“People are going so fast that you can’t catch your breath and can’t substitute anybody,” Saban said. “They could control it a little bit if they say a team makes a first down and then you get an opportunity to sub players on defense. That would be one thing. You can go fast if you want, but if you make a first down, the defense [gets to sub]. Now, if [the defense] doesn’t sub, you can keep going fast.”

There are plenty of teams in the SEC and across the country that lean on tempo but none as many as Tennessee. Playing fast is one of the core pillars of Josh Heupel’s offensive philosophy and has been a key cog in the Vols’ high powered offenses the last two seasons.

While Saban didn’t mention Tennessee or Heupel, it’s easy to draw the comparison especially due to his “snap the ball within seven seconds” comment.

Tennessee’s offense is at its best after it gets its first first down of the drive. Once the Vols have moved the sticks, their tempo takes over and puts more stress on defense.

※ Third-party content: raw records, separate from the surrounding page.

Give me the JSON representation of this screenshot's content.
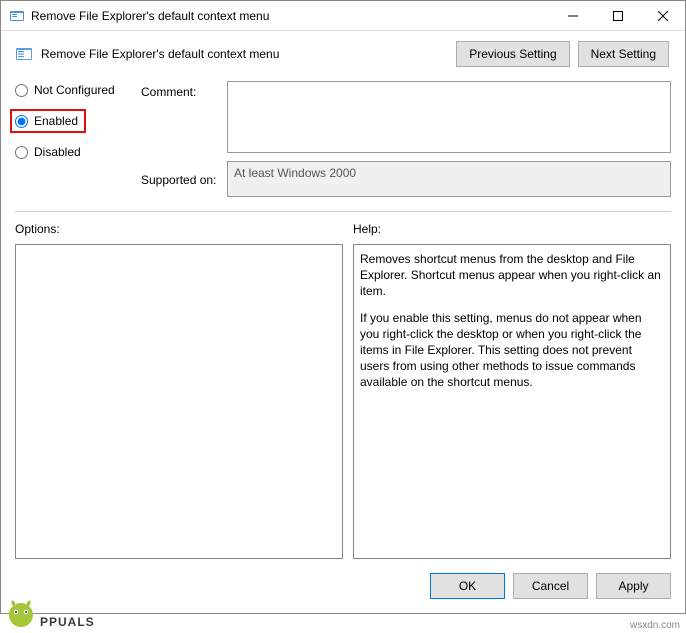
{
  "window": {
    "title": "Remove File Explorer's default context menu"
  },
  "header": {
    "policy_title": "Remove File Explorer's default context menu",
    "previous_setting": "Previous Setting",
    "next_setting": "Next Setting"
  },
  "radios": {
    "not_configured": "Not Configured",
    "enabled": "Enabled",
    "disabled": "Disabled",
    "selected": "enabled"
  },
  "labels": {
    "comment": "Comment:",
    "supported_on": "Supported on:",
    "options": "Options:",
    "help": "Help:"
  },
  "fields": {
    "comment_value": "",
    "supported_on_value": "At least Windows 2000"
  },
  "help": {
    "p1": "Removes shortcut menus from the desktop and File Explorer. Shortcut menus appear when you right-click an item.",
    "p2": "If you enable this setting, menus do not appear when you right-click the desktop or when you right-click the items in File Explorer. This setting does not prevent users from using other methods to issue commands available on the shortcut menus."
  },
  "buttons": {
    "ok": "OK",
    "cancel": "Cancel",
    "apply": "Apply"
  },
  "footer": {
    "watermark": "wsxdn.com",
    "brand": "PPUALS"
  }
}
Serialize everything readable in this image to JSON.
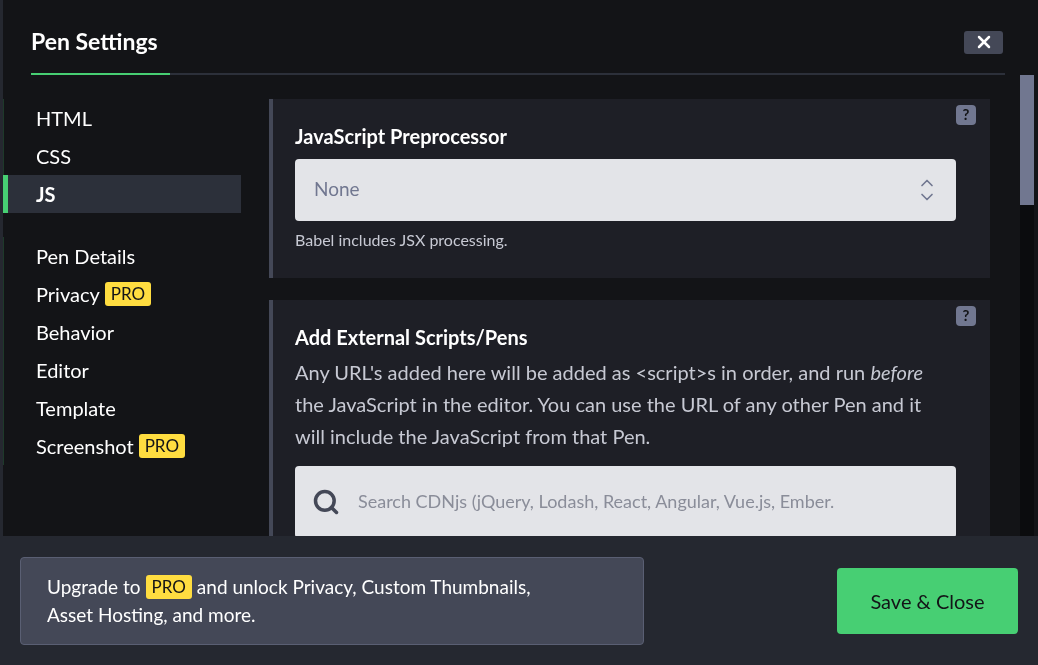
{
  "dialog": {
    "title": "Pen Settings"
  },
  "sidebar": {
    "groups": [
      [
        {
          "label": "HTML",
          "selected": false
        },
        {
          "label": "CSS",
          "selected": false
        },
        {
          "label": "JS",
          "selected": true
        }
      ],
      [
        {
          "label": "Pen Details",
          "selected": false
        },
        {
          "label": "Privacy",
          "badge": "PRO",
          "selected": false
        },
        {
          "label": "Behavior",
          "selected": false
        },
        {
          "label": "Editor",
          "selected": false
        },
        {
          "label": "Template",
          "selected": false
        },
        {
          "label": "Screenshot",
          "badge": "PRO",
          "selected": false
        }
      ]
    ]
  },
  "preprocessor": {
    "title": "JavaScript Preprocessor",
    "help": "?",
    "value": "None",
    "hint": "Babel includes JSX processing."
  },
  "external": {
    "title": "Add External Scripts/Pens",
    "help": "?",
    "description": "Any URL's added here will be added as <script>s in order, and run *before* the JavaScript in the editor. You can use the URL of any other Pen and it will include the JavaScript from that Pen.",
    "search_placeholder": "Search CDNjs (jQuery, Lodash, React, Angular, Vue.js, Ember."
  },
  "footer": {
    "upgrade_before": "Upgrade to",
    "upgrade_badge": "PRO",
    "upgrade_after": "and unlock Privacy, Custom Thumbnails,",
    "upgrade_line_2": "Asset Hosting, and more.",
    "save_button": "Save & Close"
  }
}
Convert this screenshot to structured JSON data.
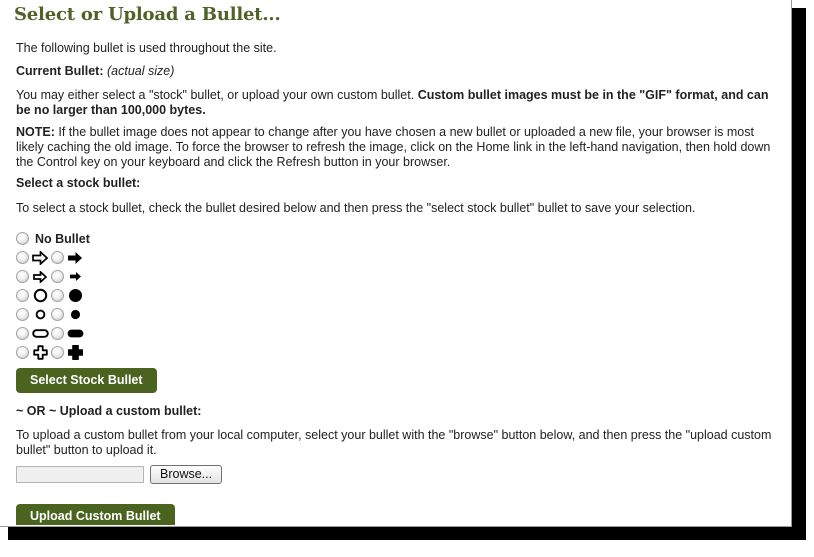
{
  "page": {
    "title": "Select or Upload a Bullet...",
    "title_color": "#4f6228",
    "accent_button_color": "#4a6420"
  },
  "intro": {
    "line": "The following bullet is used throughout the site."
  },
  "current_bullet": {
    "label": "Current Bullet:",
    "note": "(actual size)"
  },
  "formats": {
    "text_normal": "You may either select a \"stock\" bullet, or upload your own custom bullet. ",
    "text_bold": "Custom bullet images must be in the \"GIF\" format, and can be no larger than 100,000 bytes."
  },
  "note": {
    "label": "NOTE:",
    "text": " If the bullet image does not appear to change after you have chosen a new bullet or uploaded a new file, your browser is most likely caching the old image. To force the browser to refresh the image, click on the Home link in the left-hand navigation, then hold down the Control key on your keyboard and click the Refresh button in your browser."
  },
  "stock_section": {
    "heading": "Select a stock bullet:",
    "instructions": "To select a stock bullet, check the bullet desired below and then press the \"select stock bullet\" bullet to save your selection.",
    "no_bullet_label": "No Bullet",
    "select_button_label": "Select Stock Bullet",
    "rows": [
      {
        "left_icon": "arrow-right-outline-large",
        "right_icon": "arrow-right-filled-large"
      },
      {
        "left_icon": "arrow-right-outline-small",
        "right_icon": "arrow-right-filled-small"
      },
      {
        "left_icon": "circle-outline-large",
        "right_icon": "circle-filled-large"
      },
      {
        "left_icon": "circle-outline-small",
        "right_icon": "circle-filled-small"
      },
      {
        "left_icon": "pill-outline",
        "right_icon": "pill-filled"
      },
      {
        "left_icon": "cross-outline",
        "right_icon": "cross-filled"
      }
    ]
  },
  "upload_section": {
    "heading": "~ OR ~ Upload a custom bullet:",
    "instructions": "To upload a custom bullet from your local computer, select your bullet with the \"browse\" button below, and then press the \"upload custom bullet\" button to upload it.",
    "file_input_value": "",
    "file_input_placeholder": "",
    "browse_button_label": "Browse...",
    "upload_button_label": "Upload Custom Bullet"
  }
}
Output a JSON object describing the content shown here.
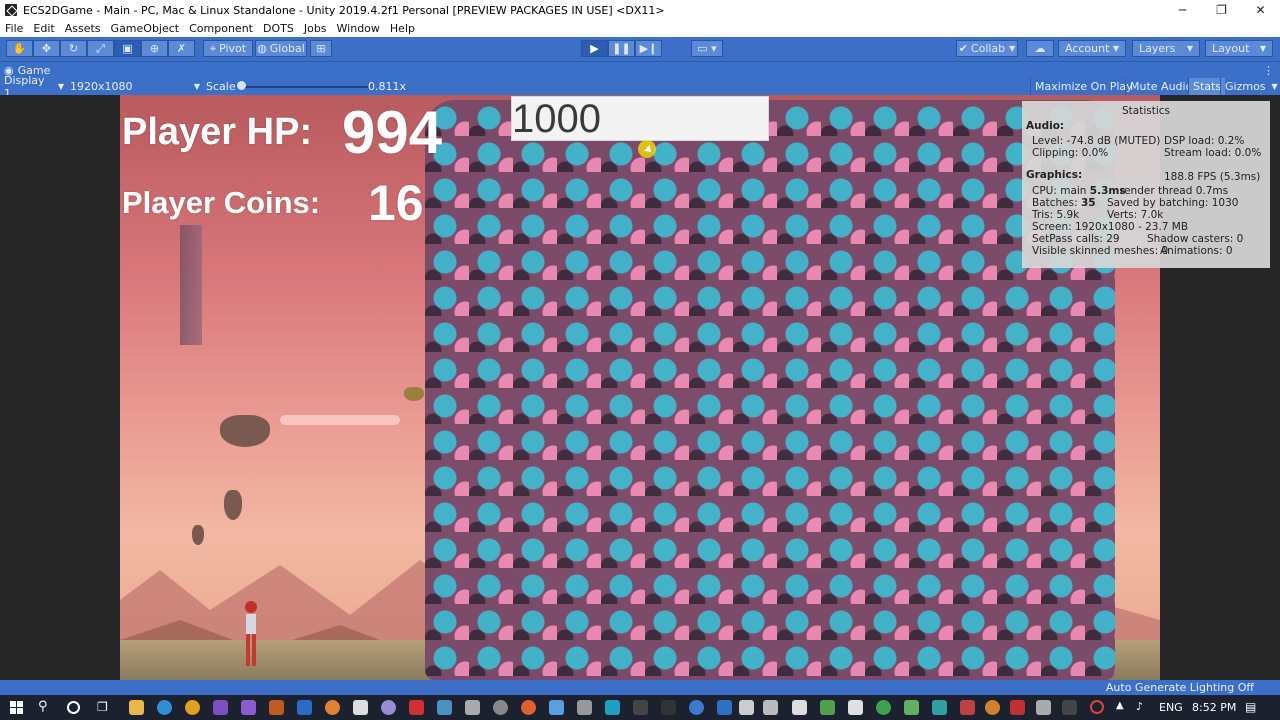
{
  "window": {
    "title": "ECS2DGame - Main - PC, Mac & Linux Standalone - Unity 2019.4.2f1 Personal [PREVIEW PACKAGES IN USE] <DX11>",
    "minimize": "─",
    "restore": "❐",
    "close": "✕"
  },
  "menu": [
    "File",
    "Edit",
    "Assets",
    "GameObject",
    "Component",
    "DOTS",
    "Jobs",
    "Window",
    "Help"
  ],
  "toolbar": {
    "pivot_label": "Pivot",
    "global_label": "Global",
    "collab_label": "Collab",
    "account_label": "Account",
    "layers_label": "Layers",
    "layout_label": "Layout"
  },
  "game_tab": {
    "label": "Game"
  },
  "game_bar": {
    "display": "Display 1",
    "resolution": "1920x1080",
    "scale_label": "Scale",
    "scale_value": "0.811x",
    "maximize_on_play": "Maximize On Play",
    "mute_audio": "Mute Audio",
    "stats": "Stats",
    "gizmos": "Gizmos"
  },
  "hud": {
    "hp_label": "Player HP:",
    "hp_value": "994",
    "coins_label": "Player Coins:",
    "coins_value": "16",
    "counter": "1000"
  },
  "stats_panel": {
    "title": "Statistics",
    "audio_header": "Audio:",
    "level": "Level: -74.8 dB (MUTED)",
    "dsp_load": "DSP load: 0.2%",
    "clipping": "Clipping: 0.0%",
    "stream_load": "Stream load: 0.0%",
    "graphics_header": "Graphics:",
    "fps": "188.8 FPS (5.3ms)",
    "cpu_prefix": "CPU: main ",
    "cpu_main": "5.3ms",
    "render_thread": "render thread 0.7ms",
    "batches_prefix": "Batches: ",
    "batches": "35",
    "saved_batching": "Saved by batching: 1030",
    "tris": "Tris: 5.9k",
    "verts": "Verts: 7.0k",
    "screen": "Screen: 1920x1080 - 23.7 MB",
    "setpass": "SetPass calls: 29",
    "shadow_casters": "Shadow casters: 0",
    "skinned_meshes": "Visible skinned meshes: 0",
    "animations": "Animations: 0"
  },
  "status": {
    "lighting": "Auto Generate Lighting Off"
  },
  "taskbar": {
    "language": "ENG",
    "time": "8:52 PM"
  }
}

Alabama and Tennessee meet on the field on Oct. 21 in Tuscaloosa. The Vols are coming off their first win over Alabama since Nick Saban took over in 2007.

Author: Ethan Moore